Segment Start: Data records

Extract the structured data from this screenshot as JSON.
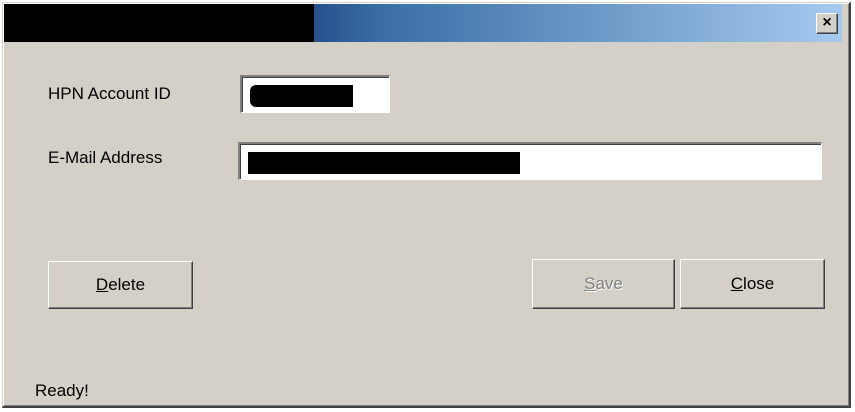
{
  "window": {
    "title": "",
    "close_glyph": "×",
    "close_icon": "close-icon",
    "titlebar_colors": [
      "#0a246a",
      "#3a6ea5",
      "#a6caf0"
    ]
  },
  "form": {
    "account_id_label": "HPN Account ID",
    "account_id_value": "",
    "email_label": "E-Mail Address",
    "email_value": ""
  },
  "buttons": {
    "delete_label_mnemonic": "D",
    "delete_label_rest": "elete",
    "save_label_mnemonic": "S",
    "save_label_rest": "ave",
    "close_label_mnemonic": "C",
    "close_label_rest": "lose"
  },
  "status": {
    "text": "Ready!"
  }
}
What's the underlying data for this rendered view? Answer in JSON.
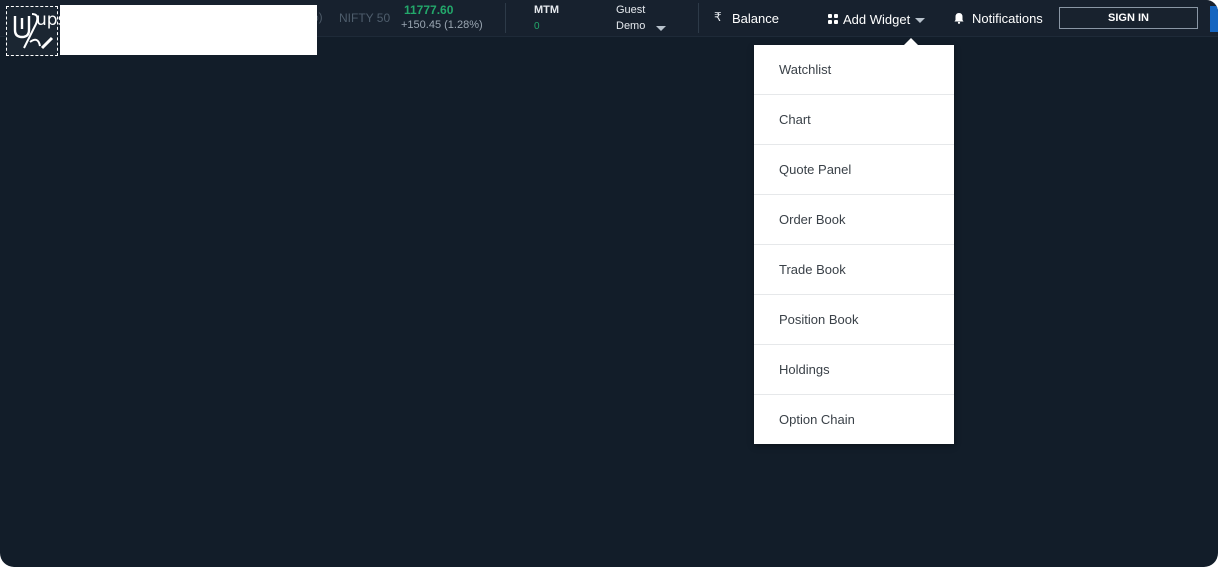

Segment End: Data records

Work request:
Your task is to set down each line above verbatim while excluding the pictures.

Result for this exercise:
Extract the structured data from this screenshot as JSON.
{
  "window": {
    "title": "",
    "close_glyph": "×",
    "close_icon": "close-icon",
    "titlebar_colors": [
      "#0a246a",
      "#3a6ea5",
      "#a6caf0"
    ]
  },
  "form": {
    "account_id_label": "HPN Account ID",
    "account_id_value": "",
    "email_label": "E-Mail Address",
    "email_value": ""
  },
  "buttons": {
    "delete_label_mnemonic": "D",
    "delete_label_rest": "elete",
    "save_label_mnemonic": "S",
    "save_label_rest": "ave",
    "close_label_mnemonic": "C",
    "close_label_rest": "lose"
  },
  "status": {
    "text": "Ready!"
  }
}
What's the underlying data for this rendered view? Answer in JSON.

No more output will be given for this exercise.